In this study we used a pragmatic description of the well recognised symptom complex of shoulder region pain, but limited ourselves to unilateral symptoms at baseline. Persistent shoulder pain two years later then defined our group with chronic shoulder pain. Community based prevalence estimates for shoulder pain have been reported to be between 7% and 34%,6,16,17 and our prevalence estimate of 11.7% lies within this range. A previous community based study by Macfarlane and colleagues has shown that 50% of subjects with shoulder pain had persistent problems three years later.3 Macfarlane et al used a shaded manikin (among other methods) to determine the presence of shoulder pain at baseline, with bilateral pain included. In our study 64% of subjects stated they had pain after two years, with half of these developing bilateral pain, and 10% unilateral pain on the opposite side.

Our study focused on a group with chronic symptoms and on measurements made after two years of follow up. In this group, pain was associated with significant disability in 50% of subjects. This is higher than that found in the community validation study for this disability instrument,12 in which 34% scored five or more. This is likely to reflect the fact that all our subjects had longstanding pain. Our figure is similar to previous work demonstrating that 40% of workers with daily shoulder/neck pain are seriously hampered or unable to perform ordinary work.6 The outcome study by Macfarlane et al described a similar pattern of disability.3

One might expect that in a group of subjects with chronic pain, the level of depression would increase with time. We could find no evidence to suggest that the persistence of pain itself was associated with worsening depression or anxiety despite the inclusion of subjects who had developed more widespread pain (that is, unilateral to bilateral) over the two years of follow up. In studies of back and other musculoskeletal pain in primary care Von Korff similarly showed that the chronicity of pain itself does not alter the degree of depression.18,19 However, the absence of change may be because any psychological deterioration had “levelled off” before the start of our study.

In this study anxiety and depression were significantly correlated with pain severity, but this relationship was dependent on the level of disability. This is in agreement with work on non-specific musculoskeletal pain showing that it is the extent to which pain interferes with normal activities that predicts depression rather than the pain itself.18 There are a number of possible explanations. Firstly, in our study a problem with sleeping was the dominant disability. This is important because it is likely to reflect nocturnal pain or discomfort, which a patient completed pain severity scale may not reflect. Alternatively, it may be because it is disability rather than pain itself that requires a redefining of self identity, resulting in psychological distress.20 There is a tendency for patients and clinicians alike to focus on pain rather than disability. Pain management programmes incorporate the idea that by concentrating on disability, or more particularly the resulting handicap, rather than focusing on the level of pain itself, there is psychological benefit to the patient. Clinicians, likewise, should be determining ways in which disability may be reduced.

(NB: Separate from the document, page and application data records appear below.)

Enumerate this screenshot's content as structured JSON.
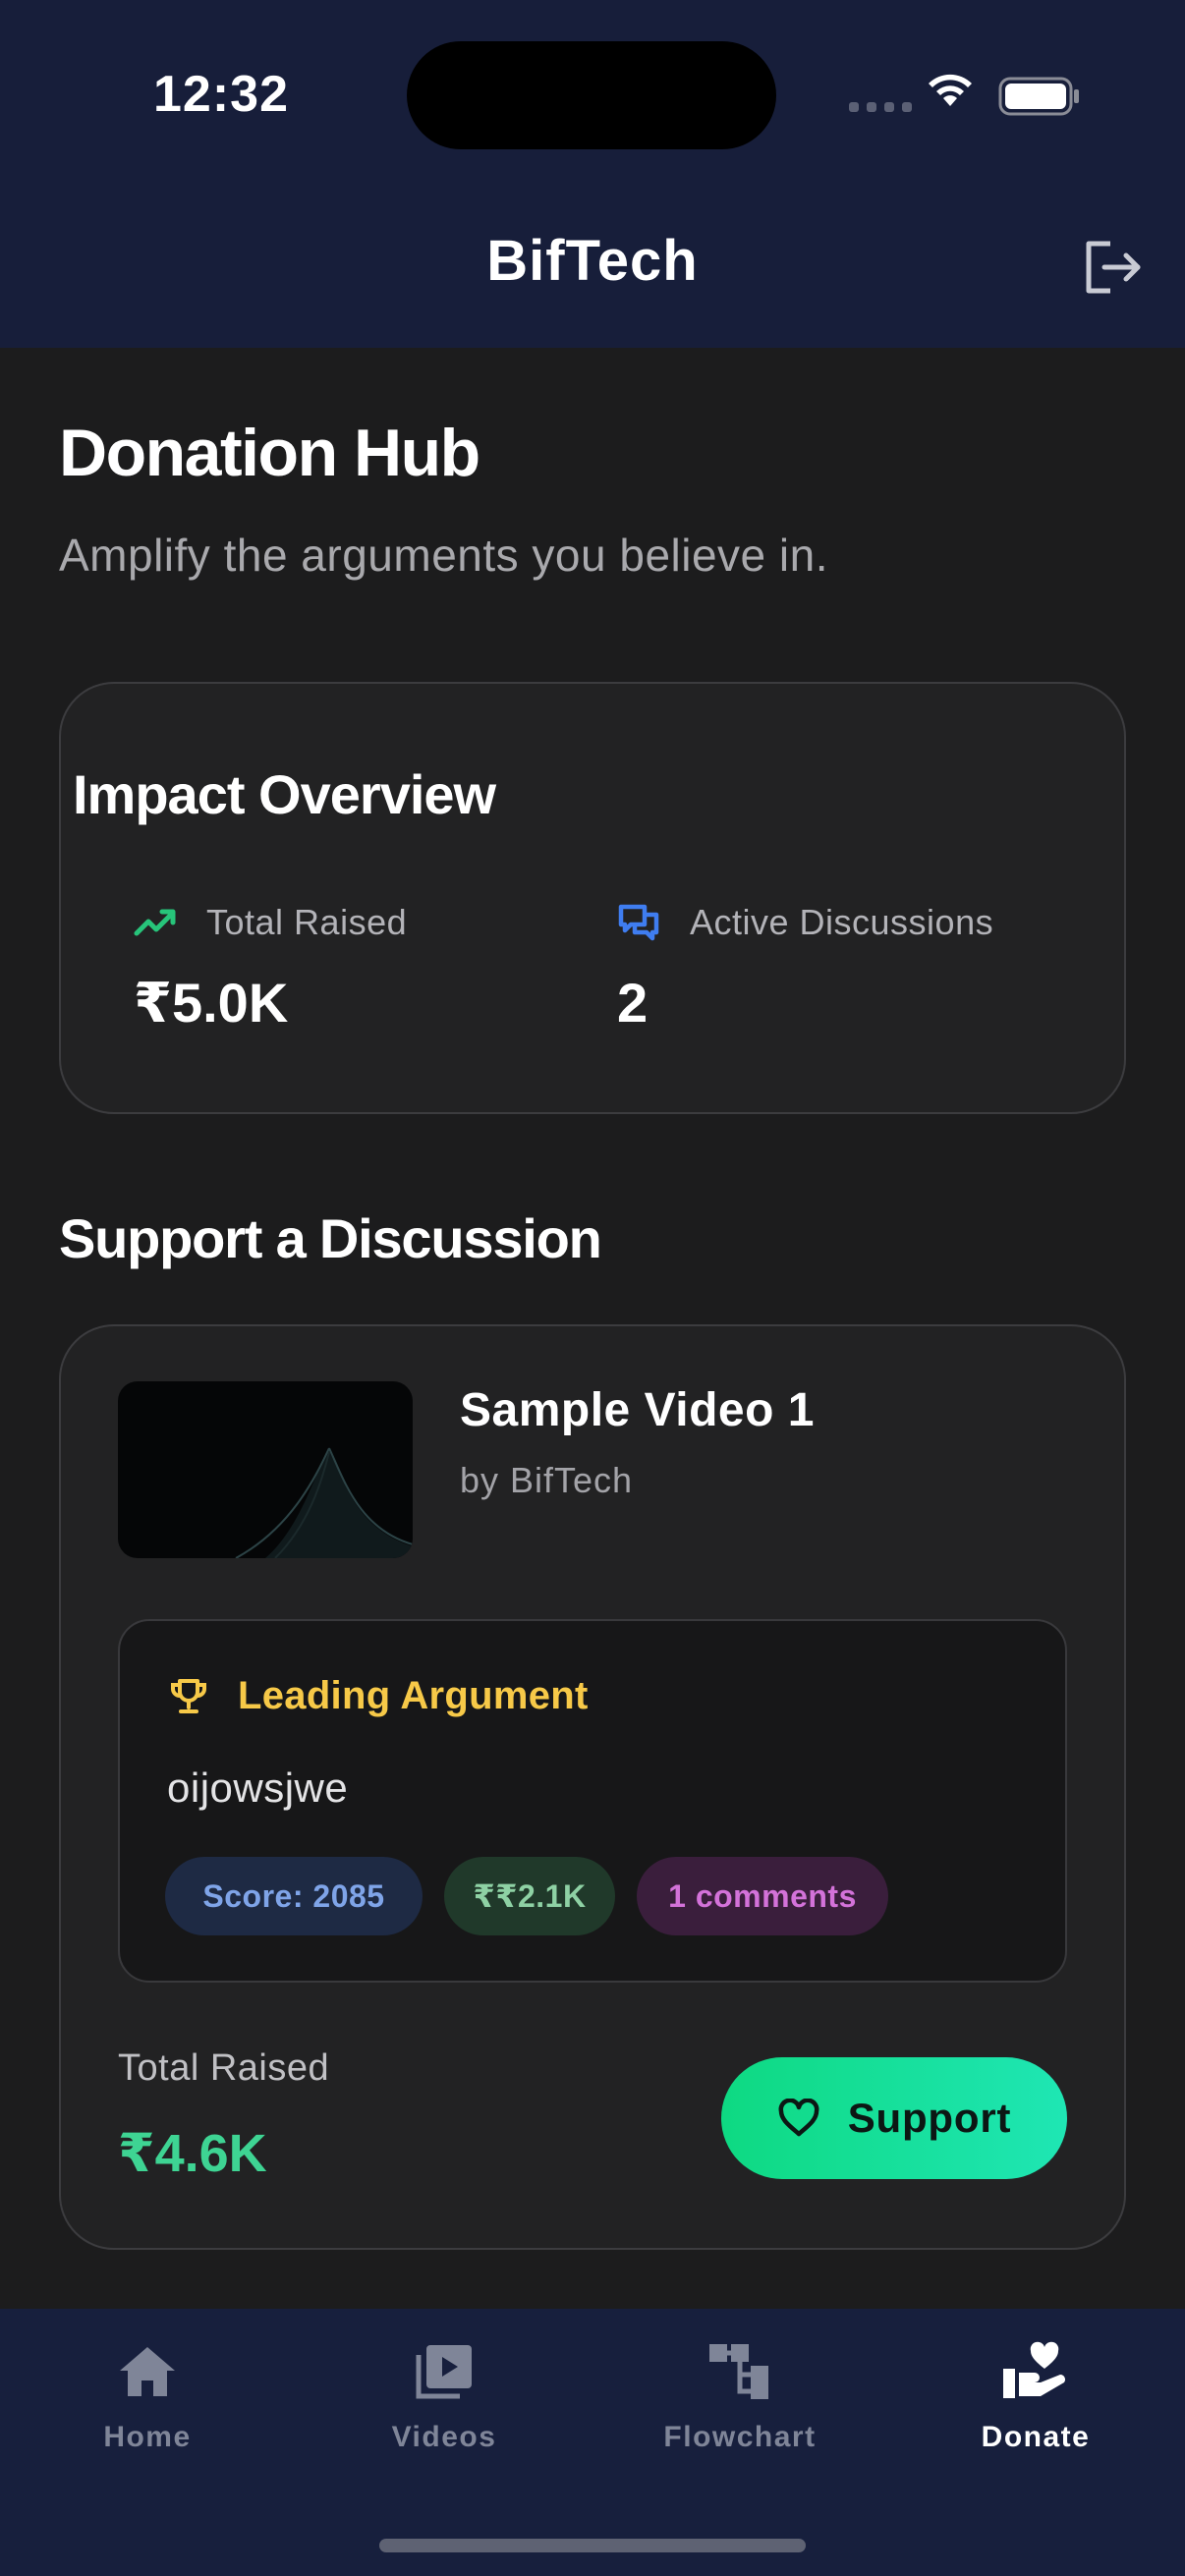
{
  "status_bar": {
    "time": "12:32"
  },
  "header": {
    "title": "BifTech",
    "logout_icon": "logout-icon"
  },
  "page": {
    "title": "Donation Hub",
    "subtitle": "Amplify the arguments you believe in."
  },
  "impact": {
    "title": "Impact Overview",
    "total_raised_label": "Total Raised",
    "total_raised_value": "₹5.0K",
    "active_discussions_label": "Active Discussions",
    "active_discussions_value": "2"
  },
  "support_section": {
    "title": "Support a Discussion",
    "discussion": {
      "video_title": "Sample Video 1",
      "author": "by BifTech",
      "leading_label": "Leading Argument",
      "argument_text": "oijowsjwe",
      "score_chip": "Score: 2085",
      "amount_chip": "₹₹2.1K",
      "comments_chip": "1 comments",
      "total_raised_label": "Total Raised",
      "total_raised_value": "₹4.6K",
      "support_label": "Support"
    }
  },
  "bottom_nav": {
    "items": [
      {
        "label": "Home",
        "icon": "home-icon"
      },
      {
        "label": "Videos",
        "icon": "video-library-icon"
      },
      {
        "label": "Flowchart",
        "icon": "flowchart-icon"
      },
      {
        "label": "Donate",
        "icon": "donate-hand-heart-icon",
        "active": true
      }
    ]
  },
  "colors": {
    "header_bg": "#171e3a",
    "page_bg": "#1c1c1d",
    "accent_green": "#3ed493",
    "accent_gold": "#f7c948",
    "accent_blue": "#3f7df0"
  }
}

In conclusion, we have confirmed the findings of others that shoulder pain can be a persistent and often disabling condition. We have shown that at a single time point, the relation between pain and psychological health is dependent on disability and that psychological health is not affected by the persistence of pain itself. Thus measuring pain alone is an inadequate means by which to determine the severity of shoulder, and possibly other, musculoskeletal ailments; a measure of associated disability is also required. This has been acknowledged in disability research, but the implication for clinical practice is that it underlines the importance of the clinician determining the extent of functional restriction rather than the degree of pain alone.


The following provided invaluable support: Rhian Hughes, Tracy Whitehurst, Juliet Firth, Joanne Bailey, and the doctors and staff of the Wolstanton Medical Practice. We also thank Dr Umesh Kadam for his help with the administration of the baseline survey, and Jonathan Hill for his comments on the manuscript.